U.S. Patent Awarded to Dr. Ellen Beswick
Jan 6, 2020 10:30 AMThe Department of Internal Medicine and the Division of Gastroenterology, Hepatology & Nutrition congratulates Dr. Ellen Beswick, PhD, on her new U.S. patent (#10,512,651) “Inhibition of MK2 in the Treatment of Cancer.” The patent was issued on December 24, 2019.
Dr. Beswick is the Associate Director of GI Research and the Director of the GI Tissue Bank in her division. She began working on MAP Kinase-activated protein kinase 2 (MK2) as a potential novel treatment approach for gastrointestinal cancers (GI) in her previous position at University of New Mexico.
Work in Dr. Beswick’s lab has shown that inhibition of the MK2 pathway has critical anti-inflammatory and anti-cell proliferation properties, making it a promising new therapeutic target for GI and potentially other cancers. However, blockade of this pathway could have less side effects than other more broad anti-inflammatory approaches currently used clinically. She has published that small molecule inhibitors of this pathway are protective in 3 unique models of colon cancer. Furthermore, her group has shown relevance of this pathway to multiple human GI cancers and is linked with metastasis and poor outcome.
During her time at University of New Mexico, Dr. Beswick began to discover the previously unstudied role of this pathway in regulating the immune system and was encouraged to patent a small molecule treatment approach due to strong preclinical models. In moving to her current position, Dr. Beswick has continued to make progress in understanding immune regulation by this pathway that could be harnessed for other diseases. With her GI Division and made possible by the GI Tissue Bank, which she directs in collaboration with Dr. Kathryn Peterson, she has been able to progress in examining blockade of this pathway as a potential target for inflammatory bowel disease with potential in other inflammatory GI Diseases.
Developing the patent for the small molecule treatment approach has been the first step in progressing the treatment approach toward patients.
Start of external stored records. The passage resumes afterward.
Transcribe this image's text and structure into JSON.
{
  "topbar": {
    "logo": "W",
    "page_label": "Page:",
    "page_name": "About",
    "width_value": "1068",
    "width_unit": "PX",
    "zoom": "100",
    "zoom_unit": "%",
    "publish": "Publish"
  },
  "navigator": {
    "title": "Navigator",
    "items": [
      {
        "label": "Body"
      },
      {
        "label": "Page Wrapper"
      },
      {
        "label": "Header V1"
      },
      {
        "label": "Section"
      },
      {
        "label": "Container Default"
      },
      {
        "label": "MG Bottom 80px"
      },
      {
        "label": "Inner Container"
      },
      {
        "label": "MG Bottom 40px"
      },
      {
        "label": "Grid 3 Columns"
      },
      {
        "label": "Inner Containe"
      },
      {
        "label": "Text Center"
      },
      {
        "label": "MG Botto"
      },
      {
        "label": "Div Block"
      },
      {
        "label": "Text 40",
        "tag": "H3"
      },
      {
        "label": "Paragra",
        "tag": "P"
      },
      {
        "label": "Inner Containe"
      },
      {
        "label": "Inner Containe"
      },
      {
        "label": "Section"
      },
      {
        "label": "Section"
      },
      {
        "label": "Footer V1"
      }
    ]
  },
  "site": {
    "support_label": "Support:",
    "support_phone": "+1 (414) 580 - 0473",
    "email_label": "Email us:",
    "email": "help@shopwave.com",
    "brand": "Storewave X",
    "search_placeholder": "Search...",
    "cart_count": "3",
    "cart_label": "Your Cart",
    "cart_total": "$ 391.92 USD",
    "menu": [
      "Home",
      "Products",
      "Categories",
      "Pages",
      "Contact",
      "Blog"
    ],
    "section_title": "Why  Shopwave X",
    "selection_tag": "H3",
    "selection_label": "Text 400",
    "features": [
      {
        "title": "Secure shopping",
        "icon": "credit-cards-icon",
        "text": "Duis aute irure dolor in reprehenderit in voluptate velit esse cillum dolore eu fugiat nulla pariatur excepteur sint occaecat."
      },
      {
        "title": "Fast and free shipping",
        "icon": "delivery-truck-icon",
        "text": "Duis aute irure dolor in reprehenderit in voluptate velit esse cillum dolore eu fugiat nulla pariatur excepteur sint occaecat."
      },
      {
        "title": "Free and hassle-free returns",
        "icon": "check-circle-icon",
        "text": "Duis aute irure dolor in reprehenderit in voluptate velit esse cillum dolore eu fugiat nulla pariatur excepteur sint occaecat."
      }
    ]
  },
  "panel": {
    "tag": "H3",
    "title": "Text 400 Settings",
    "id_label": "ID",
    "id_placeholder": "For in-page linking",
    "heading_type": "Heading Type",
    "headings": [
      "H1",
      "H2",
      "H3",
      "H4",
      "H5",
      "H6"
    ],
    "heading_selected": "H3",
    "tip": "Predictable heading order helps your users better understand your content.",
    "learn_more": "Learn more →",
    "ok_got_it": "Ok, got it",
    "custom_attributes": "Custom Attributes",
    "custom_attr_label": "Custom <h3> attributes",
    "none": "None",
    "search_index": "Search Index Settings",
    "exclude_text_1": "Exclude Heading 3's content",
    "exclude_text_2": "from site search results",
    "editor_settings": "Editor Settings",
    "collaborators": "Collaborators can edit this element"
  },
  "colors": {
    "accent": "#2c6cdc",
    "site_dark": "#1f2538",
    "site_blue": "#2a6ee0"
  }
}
She hopes to work closely with her colleagues in the GI Division and the Huntsman Cancer Institute to advance the treatment approach to clinical trial.